- 14 oz / 400 g thinly sliced beef , any good quality tender cut suitable for grilling (Note 1)
- 1 scallion/shallot stem , green and white part separated, both finely sliced (Note 2)
- 1/2 large onion (brown, yellow or white), peeled and thinly sliced
- 1/2 medium carrot , peeled, cut vertically then cut into thin slices on the diagonal
- 1 tbsp cooking oil (I use peanut or vegetable oil)
- 1/2 tbsp sesame seeds
- 3 tbsp ordinary soy sauce (I use Kikkoman)
- 1 1/2 tbsp brown sugar
- 1 tbsp mirin (Note 3)
- 1/2 tbsp sesame oil

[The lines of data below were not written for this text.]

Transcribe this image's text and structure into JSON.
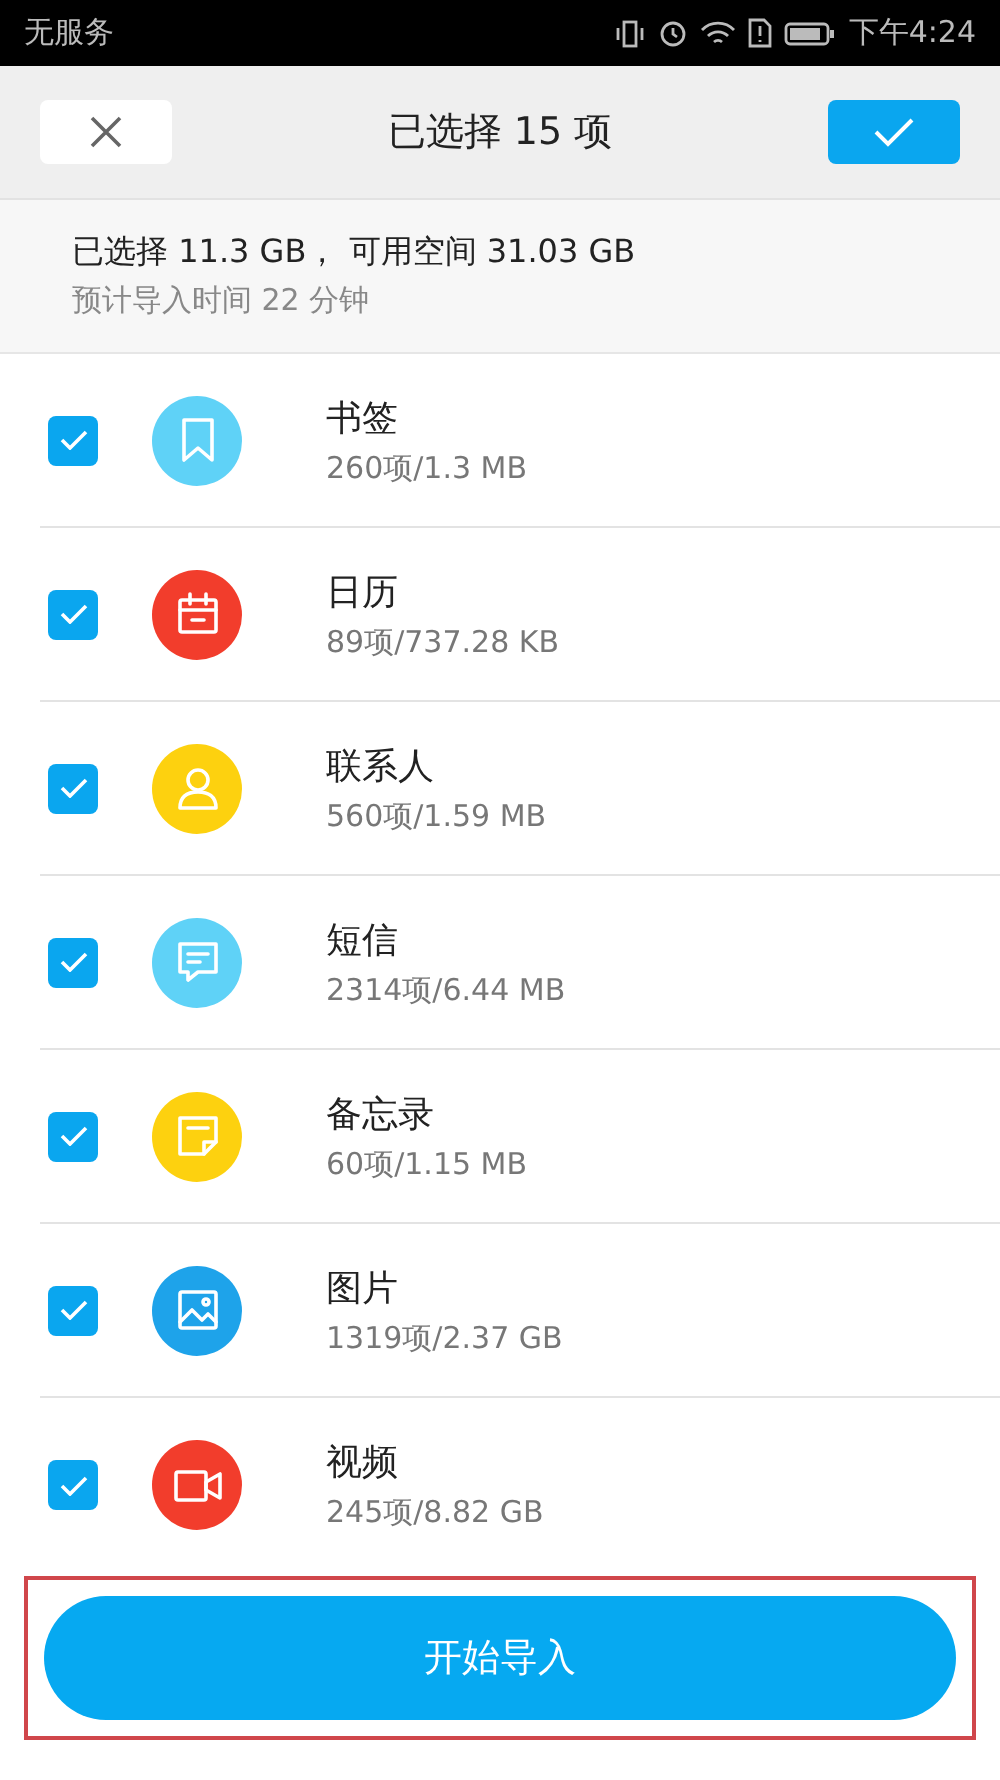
{
  "status_bar": {
    "carrier": "无服务",
    "time": "下午4:24"
  },
  "header": {
    "title": "已选择 15 项"
  },
  "summary": {
    "line_1": "已选择 11.3 GB， 可用空间 31.03 GB",
    "line_2": "预计导入时间 22 分钟"
  },
  "items": [
    {
      "name": "书签",
      "detail": "260项/1.3 MB",
      "checked": true,
      "kind": "bookmark",
      "color": "#5fd2f7"
    },
    {
      "name": "日历",
      "detail": "89项/737.28 KB",
      "checked": true,
      "kind": "calendar",
      "color": "#f23d2c"
    },
    {
      "name": "联系人",
      "detail": "560项/1.59 MB",
      "checked": true,
      "kind": "contact",
      "color": "#fdd10f"
    },
    {
      "name": "短信",
      "detail": "2314项/6.44 MB",
      "checked": true,
      "kind": "message",
      "color": "#5fd2f7"
    },
    {
      "name": "备忘录",
      "detail": "60项/1.15 MB",
      "checked": true,
      "kind": "note",
      "color": "#fdd10f"
    },
    {
      "name": "图片",
      "detail": "1319项/2.37 GB",
      "checked": true,
      "kind": "image",
      "color": "#1ea3ea"
    },
    {
      "name": "视频",
      "detail": "245项/8.82 GB",
      "checked": true,
      "kind": "video",
      "color": "#f23d2c"
    }
  ],
  "action": {
    "label": "开始导入"
  }
}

- 2 tbsp grated onion (brown, white or yellow)
- 2 cloves garlic , minced
- 3 tbsp grated red apple (not green - they are too tart) OR nashi pears
- 1/2 tsp minced ginger
- Black pepper
Blot the beef dry using a paper towel then place into a bowl.
Mix together the Marinade ingredients in a small bowl, then add the beef. Stir gently to coat the beef, cover with cling wrap and set aside to marinate for at least 1 hour, preferably overnight. Because the meat is thin, you still get good flavour even with 1 hour of marinating.
Heat the oil in a wok or large fry pan over high heat.
Add the onion and white part of the scallion/shallots. Cook for 1 minute.
Then add the beef, including the Marinade, and carrots. Cook for around 3 to 5 minutes, stirring constantly, until the beef is just cooked.
Remove from heat, then toss through the sesame seeds.
Serve with rice, sprinkled with extra sesame seeds and the reserved green part of the scallions.
1. As with all stir fries, this cooks very quickly so you need to use a decent cut of beef for it. Slow cooking cuts, like chuck, are not suitable. Sirloin, t-bone and scotch fillet are excellent for this.
You can actually find very thinly sliced frozen beef at Asian grocery stores. If you have one in your area, this is a fantastic tip! Note only is it cheaper, you save yourself the cutting time and it is super handy to have in your freezer for quick stir fries.
2. I separate the green and white part of the scallion because I cook the white part and use the green part as garnish.
3. Mirin is a sweet Japanese rice wine used for cooking. You can substitute with dry sherry or sake + 1/2 tsp of sugar. If you cannot have alcohol in your cooking, substitute with 1 tsp apple cider vinegar + 1/2 tsp sugar.
4. Adapted from this recipe: Bulgogi - Korean BBQ Beef by My Korean Kitchen. A wonderful blog for authentic Korean recipes and provides great information about Korean ingredients. It's run by Sue who is a Korean living in Australia which is great because it means I know I can get all the ingredients she uses!
Korean Beef Bulgogi nutrition assuming this serves 3 and is made using Sirloin steak.